1. Last Man On Earth
2. I Am Legend (2007)
3. Omega Man
We will be having a different conversation about I Am Legend (2007) in another 15-20 years. Will Smith is good, but the righteousness of his character is increasingly unbelievable and the ending is an absolute mess. It won’t age well.
Last Man On Earth worked within its limitations (aside from the garlic thing, which was a holdover from the Hammer intention I think).
Omega Man is an NRA-infused advert!
Thanks for setting this up.

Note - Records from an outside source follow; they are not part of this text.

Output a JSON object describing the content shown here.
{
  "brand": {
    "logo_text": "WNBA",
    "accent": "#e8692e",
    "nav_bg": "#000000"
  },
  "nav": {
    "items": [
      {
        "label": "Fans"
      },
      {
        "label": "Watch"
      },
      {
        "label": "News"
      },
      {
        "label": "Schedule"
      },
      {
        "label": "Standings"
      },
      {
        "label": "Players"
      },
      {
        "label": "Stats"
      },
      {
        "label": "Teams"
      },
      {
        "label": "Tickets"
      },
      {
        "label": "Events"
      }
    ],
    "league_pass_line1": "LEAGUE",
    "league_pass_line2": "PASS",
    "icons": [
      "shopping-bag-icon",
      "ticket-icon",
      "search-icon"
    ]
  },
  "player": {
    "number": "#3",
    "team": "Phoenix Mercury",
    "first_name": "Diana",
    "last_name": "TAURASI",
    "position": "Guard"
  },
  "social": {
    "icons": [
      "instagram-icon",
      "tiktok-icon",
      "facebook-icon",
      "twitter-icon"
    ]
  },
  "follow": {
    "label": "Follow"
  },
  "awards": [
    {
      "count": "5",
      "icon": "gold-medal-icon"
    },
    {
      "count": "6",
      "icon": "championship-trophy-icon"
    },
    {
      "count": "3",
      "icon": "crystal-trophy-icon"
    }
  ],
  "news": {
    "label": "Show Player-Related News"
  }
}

Just saw LMOE tonight after 49 years of avoiding it. Dubbed dialogue, editing errors, amazingly bad cinematography and an unsatisfying ending. On the other hand I LOVE The Omega Man. It is about the Second Coming. Think about it. Chuck saves the world with his blood, unites Left and Right, Black and White and dies in a pool with his arms stretched out wide. GREAT soundtrack, a challenging luddite philosophy motivating the brilliant actor Anthony Zerbe and his “Zombies” and relentlessly FUN action. Will Smith is a good actor, but those CGI zombos were fake as hell. Second Place for I Am Legend.
Wow my take is different on all three movies… well, two of them anyway. I agree the Vincent Price “Last Man” was a B movie that need a MST-3K crew to salvage. But Chuck Heston’s O-Man was in my opinion much better than W. Smith’s Legend.
The CGI mutants were crap and could not be compared to the Omegan mutants for realism simply because the CGI mutant were just that… CGI. Cartoon mutants would have been more scarey. Oh, and just one more point; The city in Omega Man was LA not NYC.
You forgot I am Omega.